I'm still learning to cope, but I've only been dealing with this for about seven months. It was probably smoldering long before that--I was aware of something going on but couldn't identify it. It wasn't until about seven months ago that this erupted in a big way. If not for my own efforts and functional medicine (since conventional (aka corporate) medicine failed me), I would not be where I am, possibly even dead. (Only a few people know how extreme my symptoms were and how I struggled for answers and healing while coping with maintaining regular life.) As it is, I now can be assured that I will not live as long as I might without this disease; but I'm damned well going to make the most of what I have and that involves doing whatever it takes to be at my best, no matter the sacrifice. I have a family that needs me and I am going to enjoy what life I have doing whatever I can to enjoy myself within the tolerances of this disease.
I've known women battling breast cancer and ovarian cancer who did not give up what enjoyment they can get out of life, in spite of the sacrifices they've had to make. I am also going to LIVE to the most that I can, but I can't risk making this worse--one AID often leads to another, because they really aren't separate but are all malfunctions of the immune system. The key I've discovered in my vast research is calming the immune system so it doesn't fire up and begin attacking other parts of the body. That means staying within boundaries.
I am sorry that it may mean sacrificing travel, but it is much easier to maintain my health when I can rely on being close to home. If that offends some people, so be it. They can live their lives however they choose. I am living mine how I choose. I choose to live with the best health and joy that I can maintain.
In light of all that, I am doing my best to feel more comfortable in those settings where others think nothing of their health (or my invisible disease) while I must give everything careful consideration. My life is now a balancing act that sometimes feels like the heaviest burden in the world.
Already in the nearly three months since learning that I have this, I have grown more comfortable with this new reality and the lifestyle to manage this disease. But the upcoming holidays will be my first experience since this all came about. This is still a period of adjustment for me. I ask that people in my life bear with me as I try to find solid ground from the shifting sands beneath my feet and please don't assume anything about this disease. Nothing is more frustrating to me, except to see others suffering health problems for which they are unwilling to make the changes they know are necessary, especially in light of all the work I have done and the sacrifices I have made to improve my health. I am doing all I can to endure and to make my life livable with great sacrifices that only other sufferers of invisible diseases can truly appreciate. This has shown me how strong I really am inside and I have found a calm in the inevitability that has helped me to cope.

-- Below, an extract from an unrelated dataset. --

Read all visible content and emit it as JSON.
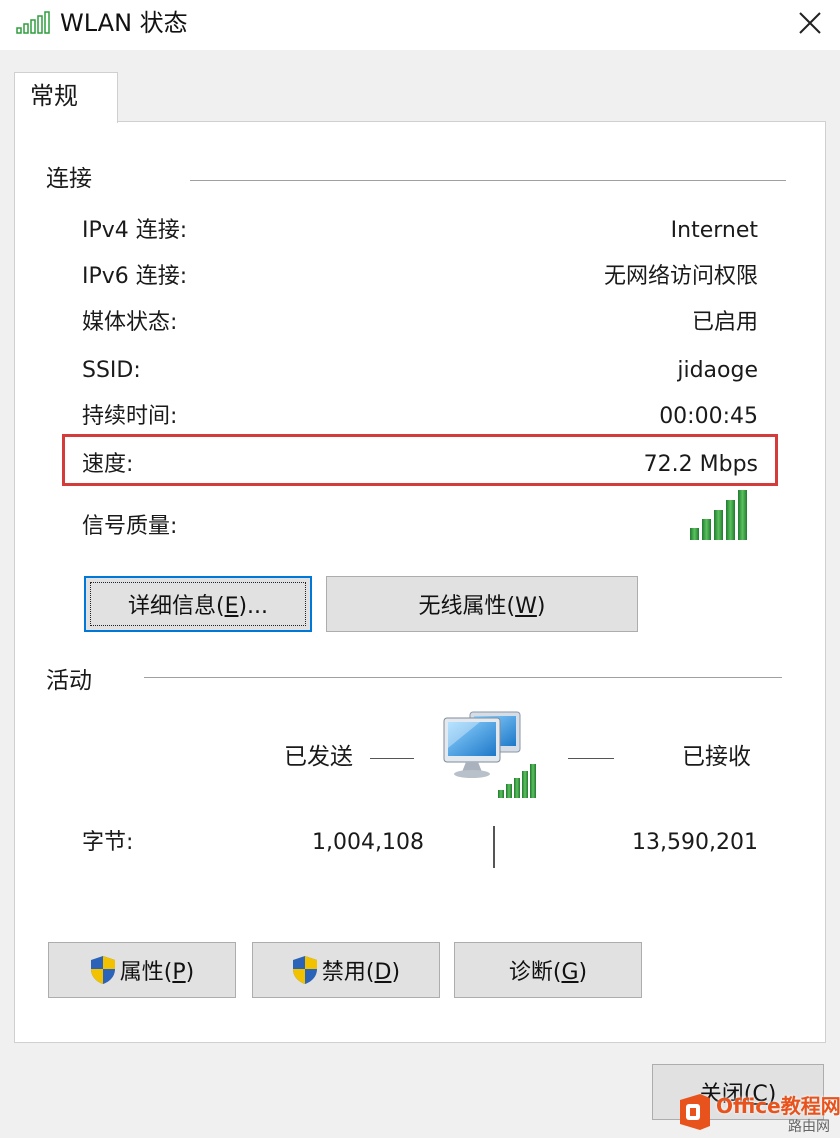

I don't want pity, simply understanding.
Life is full of challenges. It's how we cope with them that defines us. Who are you?
Edit: I just found this on Facebook and think that it sums up all I just said very well: